Our target users include macro-grid providers (electrical utilities), micro-grid providers (military, academia, and large corporations), renewable energy providers, power quality specialists, and even everyday consumers interested in their power quality.
See the community page for more details on these user groups.
Our ultimate goal is to help society move from reliance on fossil fuels to more efficient, robust, and renewable energy sources.
Our OPQBox costs less than US$100 to manufacture, and the schematics are published under an open source hardware license if you want to build it yourself.
We want to create and support an ecosystem of hardware developers that accelerate the development of new designs to satisfy different needs.
Each OPQBox sends power quality events and data to our collection of cloud-based services: OPQ Mauka, OPQ Makai, and OPQ View.
OPQ cloud services can be installed and run locally, or deployed to a hosting environment.
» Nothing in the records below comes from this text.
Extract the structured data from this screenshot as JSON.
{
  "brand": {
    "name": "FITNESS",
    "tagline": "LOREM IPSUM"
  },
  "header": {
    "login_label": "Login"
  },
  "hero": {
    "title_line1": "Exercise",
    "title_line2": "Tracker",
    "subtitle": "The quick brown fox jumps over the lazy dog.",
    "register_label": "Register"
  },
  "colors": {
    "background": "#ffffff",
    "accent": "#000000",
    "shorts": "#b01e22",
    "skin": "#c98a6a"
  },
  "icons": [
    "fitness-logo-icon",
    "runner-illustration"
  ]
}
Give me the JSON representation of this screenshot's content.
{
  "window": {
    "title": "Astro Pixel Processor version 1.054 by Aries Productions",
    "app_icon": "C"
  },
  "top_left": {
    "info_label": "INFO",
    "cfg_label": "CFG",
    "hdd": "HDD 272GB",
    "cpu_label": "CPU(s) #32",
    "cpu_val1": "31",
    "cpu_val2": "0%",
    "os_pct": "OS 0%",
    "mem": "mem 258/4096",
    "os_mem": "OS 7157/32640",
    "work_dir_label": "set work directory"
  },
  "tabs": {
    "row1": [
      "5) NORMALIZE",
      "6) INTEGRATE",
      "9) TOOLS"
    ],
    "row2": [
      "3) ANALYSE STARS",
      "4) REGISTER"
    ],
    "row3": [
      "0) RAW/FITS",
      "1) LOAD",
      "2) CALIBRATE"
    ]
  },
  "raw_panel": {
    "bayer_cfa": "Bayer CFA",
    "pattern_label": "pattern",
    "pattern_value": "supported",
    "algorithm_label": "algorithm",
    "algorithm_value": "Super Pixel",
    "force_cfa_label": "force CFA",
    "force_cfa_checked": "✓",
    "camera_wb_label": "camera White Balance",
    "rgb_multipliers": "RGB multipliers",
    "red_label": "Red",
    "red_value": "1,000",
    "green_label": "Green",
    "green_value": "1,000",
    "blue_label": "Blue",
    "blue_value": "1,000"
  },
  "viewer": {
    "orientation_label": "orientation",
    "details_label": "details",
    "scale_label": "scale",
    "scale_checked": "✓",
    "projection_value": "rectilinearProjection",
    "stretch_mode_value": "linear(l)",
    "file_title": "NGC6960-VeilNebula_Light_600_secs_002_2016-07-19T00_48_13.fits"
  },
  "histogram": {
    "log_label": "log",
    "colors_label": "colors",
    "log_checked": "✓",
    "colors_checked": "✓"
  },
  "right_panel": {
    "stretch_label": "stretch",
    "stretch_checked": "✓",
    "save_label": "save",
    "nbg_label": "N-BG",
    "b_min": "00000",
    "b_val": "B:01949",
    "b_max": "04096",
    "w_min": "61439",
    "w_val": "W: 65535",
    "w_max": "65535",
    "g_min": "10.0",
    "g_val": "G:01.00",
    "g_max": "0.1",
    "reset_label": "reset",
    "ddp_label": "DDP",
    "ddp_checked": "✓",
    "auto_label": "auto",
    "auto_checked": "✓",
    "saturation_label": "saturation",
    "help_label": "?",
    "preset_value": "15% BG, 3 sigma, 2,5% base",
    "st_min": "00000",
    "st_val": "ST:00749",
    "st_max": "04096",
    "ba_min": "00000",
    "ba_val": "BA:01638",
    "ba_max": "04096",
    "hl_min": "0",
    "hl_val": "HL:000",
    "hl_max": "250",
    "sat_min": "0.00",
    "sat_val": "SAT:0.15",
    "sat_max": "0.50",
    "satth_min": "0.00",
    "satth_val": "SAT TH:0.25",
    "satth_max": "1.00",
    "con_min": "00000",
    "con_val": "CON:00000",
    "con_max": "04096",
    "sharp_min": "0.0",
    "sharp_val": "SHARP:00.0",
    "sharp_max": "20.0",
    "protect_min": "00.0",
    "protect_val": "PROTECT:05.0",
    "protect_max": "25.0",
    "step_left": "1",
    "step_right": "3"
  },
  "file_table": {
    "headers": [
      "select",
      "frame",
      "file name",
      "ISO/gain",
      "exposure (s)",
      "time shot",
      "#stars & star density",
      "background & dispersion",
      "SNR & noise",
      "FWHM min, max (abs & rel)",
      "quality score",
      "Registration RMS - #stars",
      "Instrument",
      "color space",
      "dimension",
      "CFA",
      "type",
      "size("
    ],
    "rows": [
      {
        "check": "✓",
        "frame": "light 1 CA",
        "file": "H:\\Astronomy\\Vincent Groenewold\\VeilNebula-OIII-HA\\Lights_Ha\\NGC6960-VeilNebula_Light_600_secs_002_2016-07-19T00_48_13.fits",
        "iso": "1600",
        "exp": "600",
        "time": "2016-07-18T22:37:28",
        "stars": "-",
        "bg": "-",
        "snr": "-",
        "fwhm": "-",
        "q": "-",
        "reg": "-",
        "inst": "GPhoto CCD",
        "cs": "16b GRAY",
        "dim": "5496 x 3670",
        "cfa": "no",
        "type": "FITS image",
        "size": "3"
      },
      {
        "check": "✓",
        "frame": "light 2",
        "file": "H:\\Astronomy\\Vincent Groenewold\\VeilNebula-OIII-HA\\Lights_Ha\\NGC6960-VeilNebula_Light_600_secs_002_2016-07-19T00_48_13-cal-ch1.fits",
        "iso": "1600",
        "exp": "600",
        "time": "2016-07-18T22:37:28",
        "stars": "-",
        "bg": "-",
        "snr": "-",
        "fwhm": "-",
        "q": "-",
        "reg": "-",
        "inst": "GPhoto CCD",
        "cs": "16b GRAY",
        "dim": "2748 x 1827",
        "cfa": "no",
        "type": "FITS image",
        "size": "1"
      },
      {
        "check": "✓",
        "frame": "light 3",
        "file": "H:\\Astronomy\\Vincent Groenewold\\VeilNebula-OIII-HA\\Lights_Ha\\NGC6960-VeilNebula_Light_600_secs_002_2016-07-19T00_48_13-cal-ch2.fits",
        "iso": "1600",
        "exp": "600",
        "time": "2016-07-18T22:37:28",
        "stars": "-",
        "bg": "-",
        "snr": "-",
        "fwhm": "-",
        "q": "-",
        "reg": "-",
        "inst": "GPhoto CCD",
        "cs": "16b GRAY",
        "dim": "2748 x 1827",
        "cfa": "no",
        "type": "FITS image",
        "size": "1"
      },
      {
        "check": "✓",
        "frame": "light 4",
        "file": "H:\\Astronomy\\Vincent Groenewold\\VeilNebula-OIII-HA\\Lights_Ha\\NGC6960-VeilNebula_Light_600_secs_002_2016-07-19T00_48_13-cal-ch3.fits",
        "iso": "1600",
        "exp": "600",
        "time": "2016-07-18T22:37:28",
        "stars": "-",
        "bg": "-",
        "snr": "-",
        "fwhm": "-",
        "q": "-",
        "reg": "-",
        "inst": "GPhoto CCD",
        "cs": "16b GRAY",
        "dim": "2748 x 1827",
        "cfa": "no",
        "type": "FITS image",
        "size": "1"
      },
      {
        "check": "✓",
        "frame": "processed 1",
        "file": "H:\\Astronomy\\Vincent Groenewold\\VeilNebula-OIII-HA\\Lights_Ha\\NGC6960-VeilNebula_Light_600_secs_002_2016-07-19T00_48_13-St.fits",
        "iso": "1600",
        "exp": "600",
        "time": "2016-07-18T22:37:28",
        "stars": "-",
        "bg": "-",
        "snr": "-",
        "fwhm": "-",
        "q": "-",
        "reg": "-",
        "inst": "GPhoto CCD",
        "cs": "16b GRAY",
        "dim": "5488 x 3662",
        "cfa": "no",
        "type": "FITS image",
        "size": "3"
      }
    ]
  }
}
We also host an instance ourselves.
For consumers, this means that you can easily determine if a power quality problem is local to your own house or is more widespread in your neighborhood or city by accessing our hosted cloud services.
For organizations, this means you can deploy OPQBoxes throughout your facility, and install OPQ Cloud yourself if you want to keep your power quality information private.
Uploading the raw data is only the start. The real power of the OPQ ecosystem is the kinds of analytics it makes possible.
First, each OPQBox is associated with an owner-supplied location, such as a zipcode. This enables OPQ View to provide geographic views of power quality data, which can be superimposed with substation information from the utility provider.
Second, the community nature of OPQ data makes it trivial to determine if a power quality event is local to you or more widespread on the grid.
Third, correlation of power quality data with other forms of information can provide valuable insight into the impact of renewable energy. For example, are power quality events more common in areas with high concentration of rooftop solar? Do power quality events correlate with weather data---for example, a rapidly moving cloud cover?
The OPQ architecture is designed to support "plugin" analytics. Have an idea for a new analytic? Let us know!